The second movement—thought by many to contain Prokofiev’s most inspired melody —was the highlight as the calm and demure Ms. Shoji opened up to the work’s full lyrical splendor with a gorgeous sound that always was fully integrated within that of the entire ensemble. The music brought tears to my eyes.

Based only on this one hearing, my impression is that Ms. Shoji may be the best young violinist to come around in a long time.

And unlike so many other contemporary virtuosi, Ms. Shoji is neither a show off or over-the-top in her personal attire and demeanor. Good for her!

The Prokofiev No. 2 was composed in 1935—and recently we’ve had performances in San Francisco of three different great violin concertos written in the fecund 1935-1940 period, a time of great anxiety, turmoil and upheaval; the Prokofiev in 1935, the Barber in 1939 and the Hindemith in 1940.

The exquisitely lyrical Prokofiev was pure escapism. The Russian composer having decided to move back to Russia and live under Stalin didn’t want trouble and gambled he wouldn’t get it if he composed lyrical works like the Violin Concerto 2 and Romeo and Juliet.

Hindemith, on the other hand, was a man on the run from the Nazis. His world was full of tumult and angst when he wrote his Violin Concerto. After the work premiered in Amsterdam, the German fled to Switzerland and eventually settled in America.

Barber’s work is totally divorced from Nazi angst. The American composer started the concerto in Switzerland but was obliged to leave because of the impending war, finishing it in the US.

The concerto is lush lyrical piece worthy of Hollywood. The frenetic third movement is said by some to evoke the evolving fast pace of life in modern American cities like New York. It’s evocative but not very griping.

Just as the spirit of the Russian orchestra’s first evening’s program was Prokofiev lyricism, that of the second evening was Stalinist terror as seen through the eyes of Dmitri Shostakovich. In a sense, both works can be viewed as ‘Stalin’s children’.  

Sergei Prokofiev and Dmitri Shostakovich. 

Sergei Prokofiev and Dmitri Shostakovich. 

Personally I think one of Shostakovich’s friends must have convinced him that if he gave Stalin a triumphant Coda at the end of a symphony, he could get away with a lot in the music that preceded it. 

The Fifth Symphony’s first movement is creepy and foreboding; the second is the scherzo, on the surface fun but it’s the fun of skeletons dancing in the graveyard; the deadly serious third movement speaks of a profound emptiness and lost hope and then there is the fabulous final movement with the famous Coda of fake news.

Even a blind man should be able to see through Shostakovich’s ruse.

I was tipped by a friend that the Temirkanov performance in New York City early in the tour was the best performance of this work he had heard in his life.

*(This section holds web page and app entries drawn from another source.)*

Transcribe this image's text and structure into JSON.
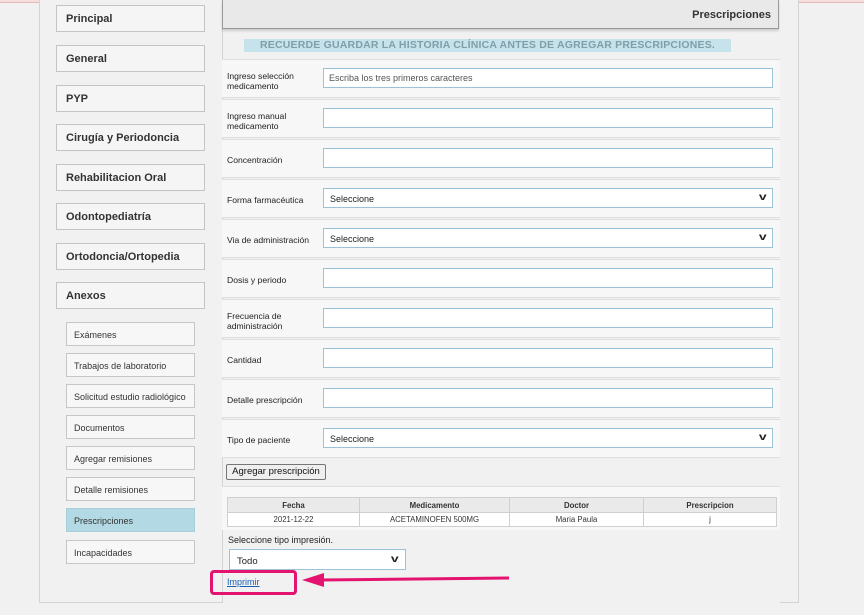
{
  "sidebar": {
    "items": [
      {
        "label": "Principal"
      },
      {
        "label": "General"
      },
      {
        "label": "PYP"
      },
      {
        "label": "Cirugía y Periodoncia"
      },
      {
        "label": "Rehabilitacion Oral"
      },
      {
        "label": "Odontopediatría"
      },
      {
        "label": "Ortodoncia/Ortopedia"
      },
      {
        "label": "Anexos"
      }
    ],
    "sub_items": [
      {
        "label": "Exámenes"
      },
      {
        "label": "Trabajos de laboratorio"
      },
      {
        "label": "Solicitud estudio radiológico"
      },
      {
        "label": "Documentos"
      },
      {
        "label": "Agregar remisiones"
      },
      {
        "label": "Detalle remisiones"
      },
      {
        "label": "Prescripciones",
        "active": true
      },
      {
        "label": "Incapacidades"
      }
    ]
  },
  "panel": {
    "title": "Prescripciones",
    "notice": "RECUERDE GUARDAR LA HISTORIA CLÍNICA ANTES DE AGREGAR PRESCRIPCIONES."
  },
  "form": {
    "med_search": {
      "label": "Ingreso selección medicamento",
      "placeholder": "Escriba los tres primeros caracteres",
      "value": ""
    },
    "med_manual": {
      "label": "Ingreso manual medicamento",
      "value": ""
    },
    "concentration": {
      "label": "Concentración",
      "value": ""
    },
    "pharma_form": {
      "label": "Forma farmacéutica",
      "selected": "Seleccione"
    },
    "route": {
      "label": "Via de administración",
      "selected": "Seleccione"
    },
    "dose": {
      "label": "Dosis y periodo",
      "value": ""
    },
    "frequency": {
      "label": "Frecuencia de administración",
      "value": ""
    },
    "quantity": {
      "label": "Cantidad",
      "value": ""
    },
    "detail": {
      "label": "Detalle prescripción",
      "value": ""
    },
    "patient_type": {
      "label": "Tipo de paciente",
      "selected": "Seleccione"
    },
    "add_button": "Agregar prescripción"
  },
  "table": {
    "headers": [
      "Fecha",
      "Medicamento",
      "Doctor",
      "Prescripcion"
    ],
    "rows": [
      [
        "2021-12-22",
        "ACETAMINOFEN 500MG",
        "Maria Paula",
        "j"
      ]
    ]
  },
  "print": {
    "label": "Seleccione tipo impresión.",
    "selected": "Todo",
    "link": "Imprimir"
  },
  "colors": {
    "active_tab": "#b3dae4",
    "notice_bg": "#c6e3ec",
    "annotation": "#e4136f",
    "link": "#1a5fb4"
  },
  "icons": {
    "select_caret": "chevron-down-icon",
    "annotation_arrow": "arrow-left-icon"
  }
}
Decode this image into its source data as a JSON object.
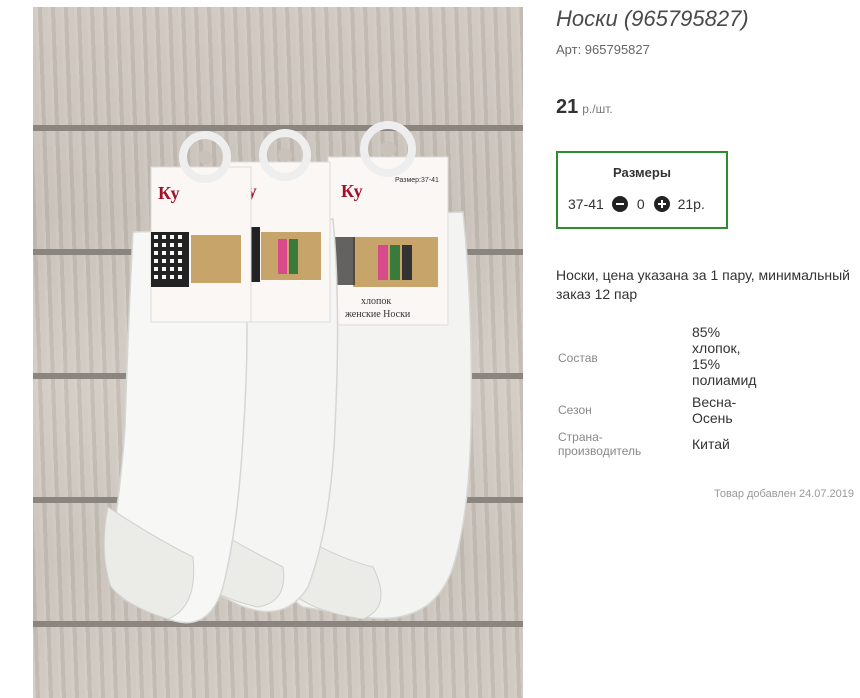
{
  "product": {
    "title": "Носки (965795827)",
    "article": "Арт: 965795827",
    "price_value": "21",
    "price_unit": "р./шт.",
    "image_alt": "Носки белые женские",
    "image_label_brand": "Ку",
    "image_label_text1": "хлопок",
    "image_label_text2": "женские Носки",
    "image_label_size": "Размер:37-41"
  },
  "sizes": {
    "title": "Размеры",
    "rows": [
      {
        "size": "37-41",
        "qty": "0",
        "price": "21р."
      }
    ]
  },
  "description": "Носки, цена указана за 1 пару, минимальный заказ 12 пар",
  "properties": [
    {
      "key": "Состав",
      "value": "85% хлопок, 15% полиамид"
    },
    {
      "key": "Сезон",
      "value": "Весна-Осень"
    },
    {
      "key": "Страна-производитель",
      "value": "Китай"
    }
  ],
  "added_text": "Товар добавлен 24.07.2019"
}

I started to expect really big things when a Wall Street Journal music critic said exactly the same thing.

I was not disappointed; it was indeed a magnificent performance.

Shostakovich’s genius was his ability to use an extraordinarily rich and powerful musical language to communicate his innermost feelings-- heightened by the Stalin era-- of terror, angst, hope, disillusionment and so on.

 

Shostakovich wrote the piece in 1937 for the SPP and the current orchestra personnel certainly did not let the composer down, especially with Mr. Temirkanov at the helm.

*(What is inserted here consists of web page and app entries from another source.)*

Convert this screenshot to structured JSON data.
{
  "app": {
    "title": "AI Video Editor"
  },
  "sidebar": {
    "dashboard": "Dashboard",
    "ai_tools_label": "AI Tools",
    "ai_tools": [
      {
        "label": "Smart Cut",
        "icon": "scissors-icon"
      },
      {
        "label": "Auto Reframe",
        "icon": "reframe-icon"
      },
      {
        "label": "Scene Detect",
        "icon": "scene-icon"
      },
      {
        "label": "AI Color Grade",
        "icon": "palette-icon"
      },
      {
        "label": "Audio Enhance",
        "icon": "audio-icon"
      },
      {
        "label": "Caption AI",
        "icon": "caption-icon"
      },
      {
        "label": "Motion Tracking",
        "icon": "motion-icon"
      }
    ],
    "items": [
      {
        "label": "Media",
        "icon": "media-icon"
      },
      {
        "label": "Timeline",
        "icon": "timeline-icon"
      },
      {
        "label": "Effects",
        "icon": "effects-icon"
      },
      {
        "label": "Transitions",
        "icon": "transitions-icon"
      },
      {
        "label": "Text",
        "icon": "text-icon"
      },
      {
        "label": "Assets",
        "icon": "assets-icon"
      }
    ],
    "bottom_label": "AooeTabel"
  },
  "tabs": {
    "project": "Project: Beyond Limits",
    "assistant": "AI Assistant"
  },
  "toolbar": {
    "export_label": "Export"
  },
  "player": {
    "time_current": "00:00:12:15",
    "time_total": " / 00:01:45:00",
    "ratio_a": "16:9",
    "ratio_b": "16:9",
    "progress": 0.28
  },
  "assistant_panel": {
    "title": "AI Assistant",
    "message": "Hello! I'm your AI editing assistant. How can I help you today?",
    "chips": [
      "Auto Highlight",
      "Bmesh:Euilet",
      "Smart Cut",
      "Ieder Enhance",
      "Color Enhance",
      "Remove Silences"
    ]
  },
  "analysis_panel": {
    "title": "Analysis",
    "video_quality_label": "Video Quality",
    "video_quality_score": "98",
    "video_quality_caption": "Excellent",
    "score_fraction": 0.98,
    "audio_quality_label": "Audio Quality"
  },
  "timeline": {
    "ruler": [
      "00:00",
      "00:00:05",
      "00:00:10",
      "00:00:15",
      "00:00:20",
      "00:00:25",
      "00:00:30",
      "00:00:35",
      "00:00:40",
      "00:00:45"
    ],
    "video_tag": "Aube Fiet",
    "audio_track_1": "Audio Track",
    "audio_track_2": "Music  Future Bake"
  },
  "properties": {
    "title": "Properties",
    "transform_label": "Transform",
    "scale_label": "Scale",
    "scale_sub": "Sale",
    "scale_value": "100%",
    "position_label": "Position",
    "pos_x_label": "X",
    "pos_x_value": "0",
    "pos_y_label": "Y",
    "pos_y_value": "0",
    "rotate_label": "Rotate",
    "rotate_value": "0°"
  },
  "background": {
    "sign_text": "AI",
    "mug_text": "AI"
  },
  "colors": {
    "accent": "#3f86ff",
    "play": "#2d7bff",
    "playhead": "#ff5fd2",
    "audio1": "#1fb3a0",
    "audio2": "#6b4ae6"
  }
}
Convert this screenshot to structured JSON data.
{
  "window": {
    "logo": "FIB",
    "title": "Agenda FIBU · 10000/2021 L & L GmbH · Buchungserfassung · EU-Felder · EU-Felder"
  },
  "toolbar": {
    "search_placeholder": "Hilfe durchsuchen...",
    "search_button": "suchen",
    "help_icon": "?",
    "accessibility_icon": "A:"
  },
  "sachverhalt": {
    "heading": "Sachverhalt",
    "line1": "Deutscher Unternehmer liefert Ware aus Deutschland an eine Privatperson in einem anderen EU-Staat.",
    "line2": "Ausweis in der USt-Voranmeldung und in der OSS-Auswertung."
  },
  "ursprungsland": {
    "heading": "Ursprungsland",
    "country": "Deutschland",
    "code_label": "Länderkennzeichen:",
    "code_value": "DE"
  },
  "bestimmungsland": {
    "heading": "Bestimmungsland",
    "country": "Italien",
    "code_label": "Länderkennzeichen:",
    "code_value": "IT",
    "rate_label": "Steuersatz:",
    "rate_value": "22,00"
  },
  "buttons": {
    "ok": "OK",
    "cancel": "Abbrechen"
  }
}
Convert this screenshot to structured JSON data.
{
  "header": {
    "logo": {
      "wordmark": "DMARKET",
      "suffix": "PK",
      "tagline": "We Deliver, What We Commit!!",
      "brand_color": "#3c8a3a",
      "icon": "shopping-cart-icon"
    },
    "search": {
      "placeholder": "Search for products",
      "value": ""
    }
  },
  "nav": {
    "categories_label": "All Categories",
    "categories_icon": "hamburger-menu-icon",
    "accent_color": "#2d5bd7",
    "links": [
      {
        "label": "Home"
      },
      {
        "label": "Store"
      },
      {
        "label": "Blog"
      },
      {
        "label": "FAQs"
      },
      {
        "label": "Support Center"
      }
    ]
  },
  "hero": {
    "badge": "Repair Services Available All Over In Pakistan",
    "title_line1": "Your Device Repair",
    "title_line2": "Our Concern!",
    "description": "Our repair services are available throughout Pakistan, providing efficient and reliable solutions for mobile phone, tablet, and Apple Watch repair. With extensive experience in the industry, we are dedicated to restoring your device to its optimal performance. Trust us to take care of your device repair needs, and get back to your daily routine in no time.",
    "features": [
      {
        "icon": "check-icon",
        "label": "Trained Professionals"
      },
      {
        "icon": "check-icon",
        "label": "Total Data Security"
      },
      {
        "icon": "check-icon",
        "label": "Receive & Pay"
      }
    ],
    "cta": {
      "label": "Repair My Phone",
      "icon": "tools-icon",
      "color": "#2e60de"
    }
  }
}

Words can not express how moving this music can be. There are parts that are simply electric, causing you to sit up in your chair as if struck by a bolt of lightening. Other parts make you weep and cringe.

Temirkanov showed himself to be a master of marshalling the enormous forces he had at his disposal—the stage was overfull with musicians—shaping the complex music with his expressive hands, guiding both musicians and audience through the complex minefield of Shostakovich’s tumultuous emotional landscape.

This was truly a performance for the ages—and capped an extraordinary visit by the SPP that will long be remembered by those lucky enough to have been there.

Congratulations to Maestro Temirkanov on his 50th anniversary with the splendid St. Petersburg Philharmonic.

Mahler's Story

Mahler's Story

Bravo Jonas!

Bravo Jonas!